With the help of a professional librarian, several members from the European Society of Pediatric Anaesthesiology, Canadian Pediatric Anesthesia Society and the Society for Pediatric Anesthesia in the U.S. screened 28,000 titles, yielding 1,200 abstracts for further review, and ultimately found 125 relevant articles for further analysis. 6 groups organized by PICO question (as above) extracted the data, which was presented to the group at large in the form of recommendations. Through a three step Delphi process, recommendations and suggestions were made and quality of evidence was defined.3
The new guidelines modify the old and worn (8)-6-4-2 fasting guidelines in favor of a 6-4-3-1 regimen. The updated recommendations are 4 hours for infant formula, 3 hours for breast milk, and 1 hour for clear fluids. These recommendations come with at least 1C level of evidence except 4-hour fast for infant formula. Recent work by Jennifer Lee, et al5, published after the conclusion of the ESAIC work lends further credence to a reduced fasting time for infant formula, and would serve to increase the body of evidence that shorter fasting times are safe and well tolerated. Furthermore, the authors conclude that solid food may be consumed 6 hours prior to anesthesia induction and a “light breakfast” or non-clear fluid may be allowed 4 hours prior to anesthesia induction.3

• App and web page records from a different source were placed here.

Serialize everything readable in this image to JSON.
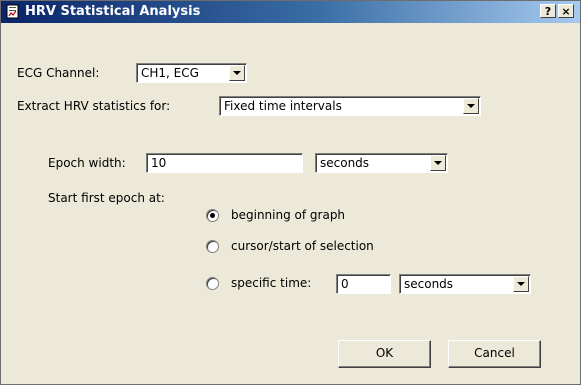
{
  "window": {
    "title": "HRV Statistical Analysis",
    "help_label": "?",
    "close_label": "×"
  },
  "ecg_channel": {
    "label": "ECG Channel:",
    "value": "CH1, ECG"
  },
  "extract": {
    "label": "Extract HRV statistics for:",
    "value": "Fixed time intervals"
  },
  "epoch": {
    "label": "Epoch width:",
    "value": "10",
    "unit": "seconds"
  },
  "start": {
    "label": "Start first epoch at:",
    "options": [
      {
        "label": "beginning of graph",
        "selected": true
      },
      {
        "label": "cursor/start of selection",
        "selected": false
      },
      {
        "label": "specific time:",
        "selected": false
      }
    ],
    "specific_time_value": "0",
    "specific_time_unit": "seconds"
  },
  "buttons": {
    "ok": "OK",
    "cancel": "Cancel"
  },
  "colors": {
    "titlebar_start": "#0a246a",
    "titlebar_end": "#a6caf0",
    "dialog_bg": "#ece9d8"
  },
  "icons": {
    "app": "document-chart-icon",
    "dropdown": "chevron-down-icon"
  }
}
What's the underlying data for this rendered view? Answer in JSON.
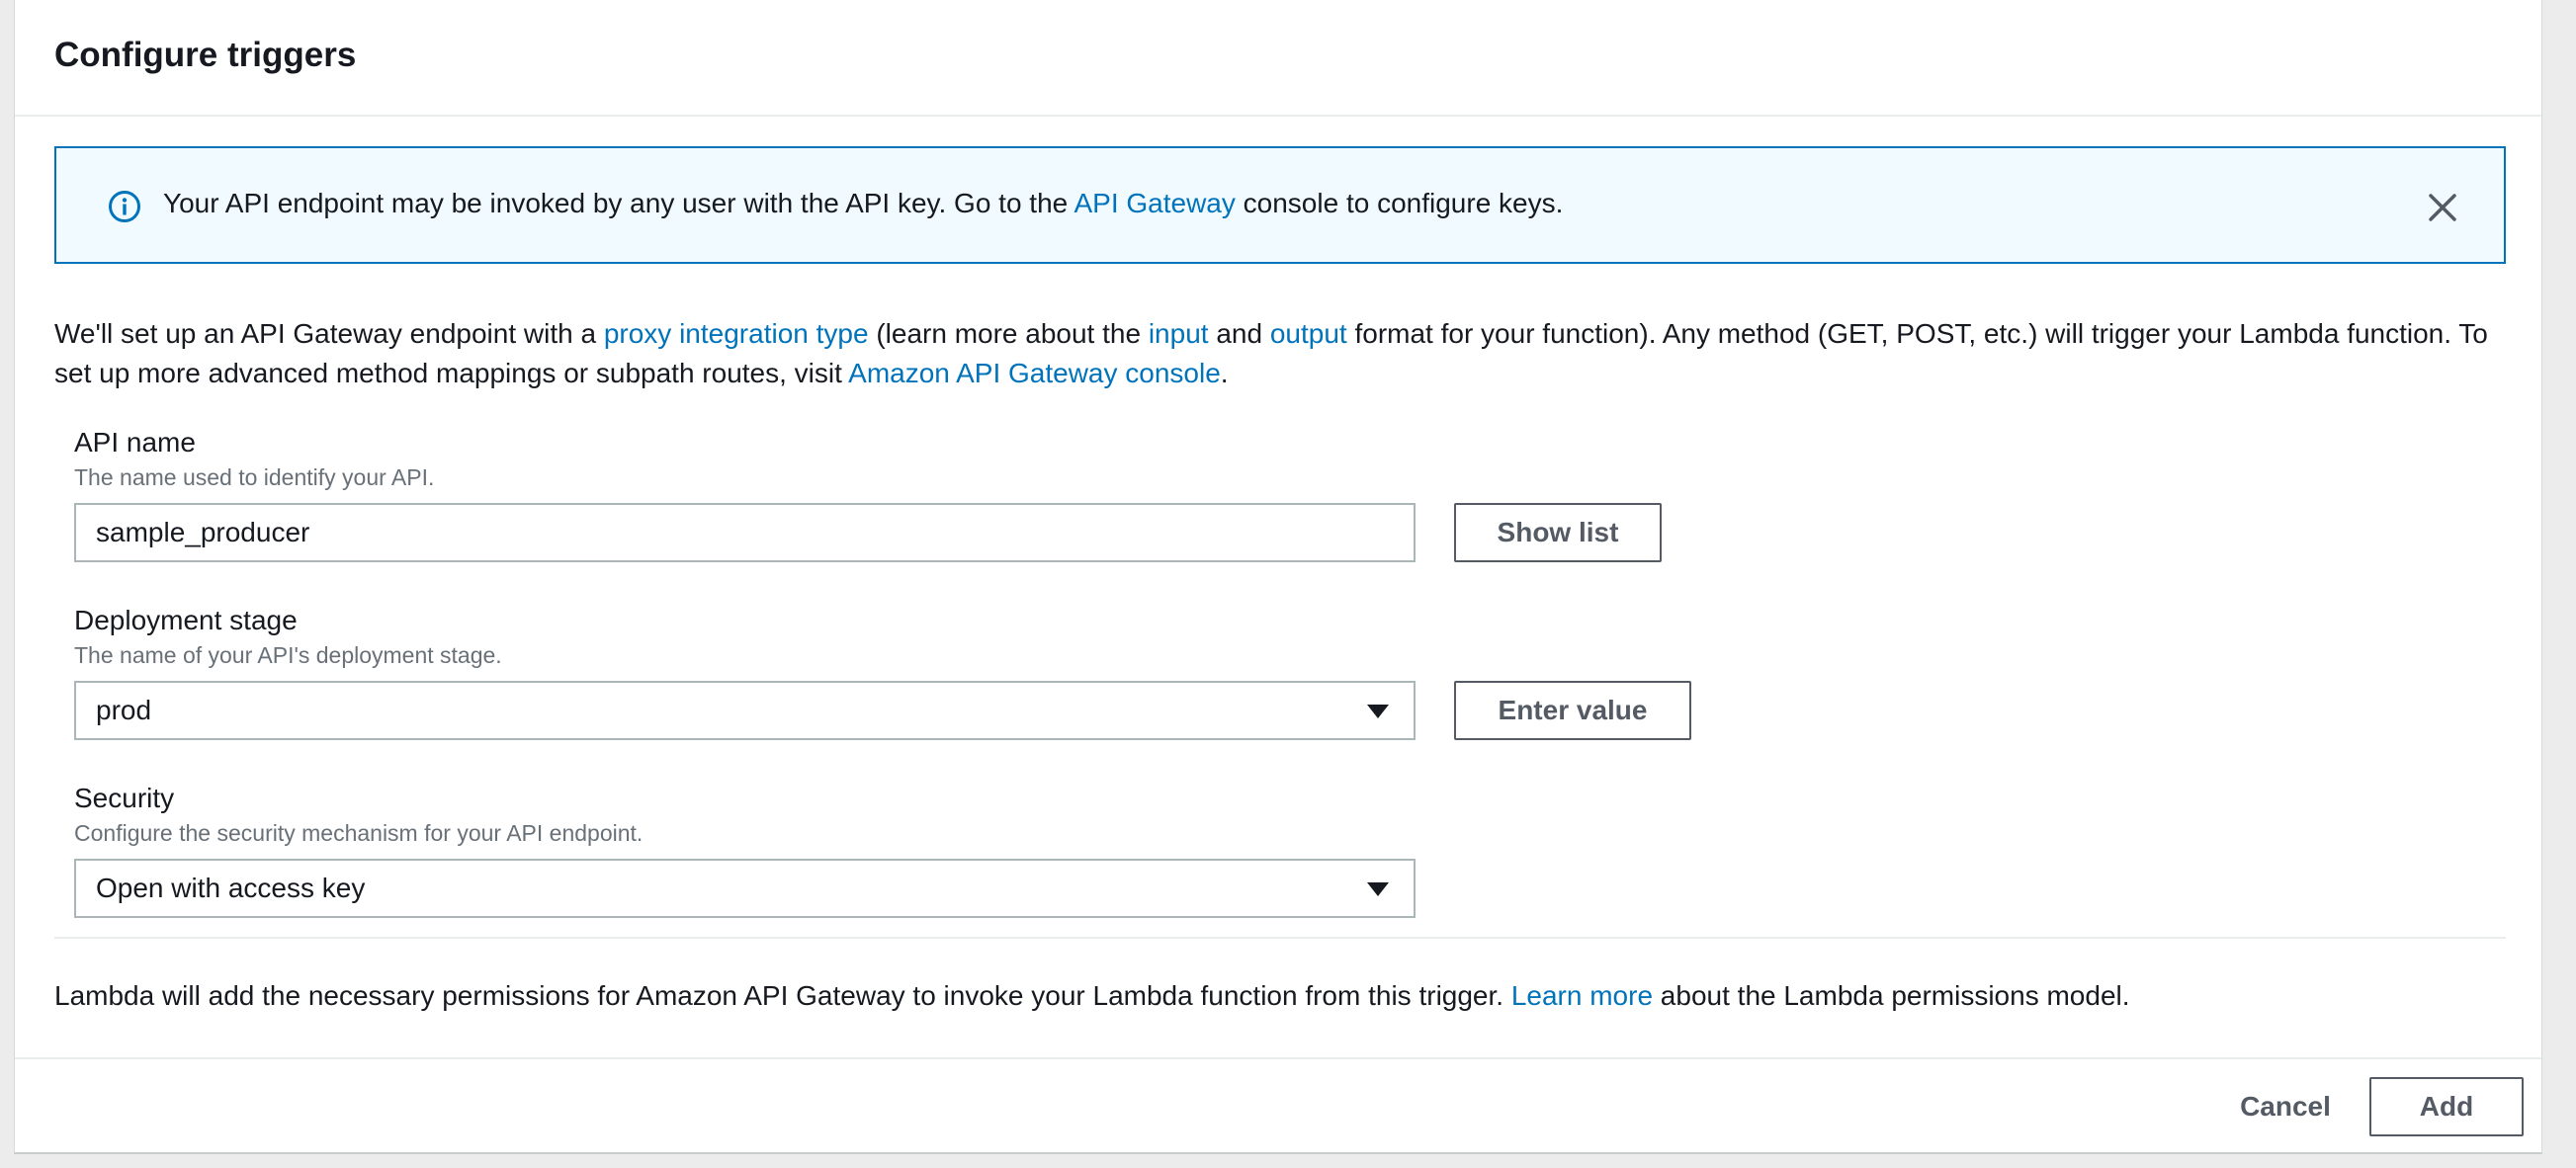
{
  "panel": {
    "title": "Configure triggers"
  },
  "alert": {
    "text_before": "Your API endpoint may be invoked by any user with the API key. Go to the ",
    "link": "API Gateway",
    "text_after": " console to configure keys.",
    "icon": "info-icon",
    "close_icon": "close-icon"
  },
  "intro": {
    "t1": "We'll set up an API Gateway endpoint with a ",
    "link_proxy": "proxy integration type",
    "t2": " (learn more about the ",
    "link_input": "input",
    "t3": " and ",
    "link_output": "output",
    "t4": " format for your function). Any method (GET, POST, etc.) will trigger your Lambda function. To set up more advanced method mappings or subpath routes, visit ",
    "link_console": "Amazon API Gateway console",
    "t5": "."
  },
  "api_name": {
    "label": "API name",
    "description": "The name used to identify your API.",
    "value": "sample_producer",
    "button": "Show list"
  },
  "deployment_stage": {
    "label": "Deployment stage",
    "description": "The name of your API's deployment stage.",
    "value": "prod",
    "button": "Enter value"
  },
  "security": {
    "label": "Security",
    "description": "Configure the security mechanism for your API endpoint.",
    "value": "Open with access key"
  },
  "footer_note": {
    "t1": "Lambda will add the necessary permissions for Amazon API Gateway to invoke your Lambda function from this trigger. ",
    "link": "Learn more",
    "t2": " about the Lambda permissions model."
  },
  "actions": {
    "cancel": "Cancel",
    "add": "Add"
  },
  "colors": {
    "link": "#0073bb",
    "alert_bg": "#f1faff",
    "alert_border": "#0073bb",
    "muted_text": "#687078",
    "button_text": "#545b64"
  }
}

Among the other questions investigated for the guidelines were specific patient comorbidity effect on gastric emptying, and the utility of ultrasound to determine gastric contents and clearance. The evidence for various comorbidities causing delayed gastric emptying does not exist, and fasting instructions needn’t be modified for patients with obesity, GERD, congenital heart disease, esophageal atresia +/- tracheoesophageal fistula (without evidence of esophageal stricture or delayed gastric emptying), and type 1 diabetes. The utility of ultrasound as a diagnostic modality for gastric clearance lies in the ability of a trained provider to make a qualitative assessment regarding the presence of solids, and volume of content.3
We would like to conclude this PAAD with an acknowledgment of the legions of data produced by our European counterparts on behalf of thirsty children everywhere. We invite the ASA and SPA to critically consider these updated guidelines in light of the current literature and reevaluate their recommendations on fasting times for children in the United States. We are happy to provide references.
1. Andersson H, Hellström PM, Frykholm P. Introducing the 6-4-0 fasting regimen and the incidence of prolonged preoperative fasting in children. Paediatr Anaesth. 2018 Jan;28(1):46-52.
2. Beck CE et al. Impact of clear fluid fasting on pulmonary aspiration in children undergoing general anesthesia. Results of the German Prospective multicenter observational (NiKs) study. Pediatric Anesthesia 2020; 30(8): 892-899
3. Frykholm P, Disma N, Andersson H, et al. Preoperative fasting in children: guideline from the European Society of Anaesthesiology and Intensive Care. Eur J Anaesthesiol 2022; 39:4–25.
4. Frykholm P, Disma N, Kranke P, Afshari A. The rationale for the recommendations of the European Paediatric Fasting Guideline. Improving paediatric anaesthesia and perioperative medicine. Eur J Anaesthesiol 2022; 39:1-3
5. Lee J, Price JC, et al. Ultrasound evaluation of gastric emptying time in healthy term neonates after formula feeding. Anesthesiology 2021; 134: 845-51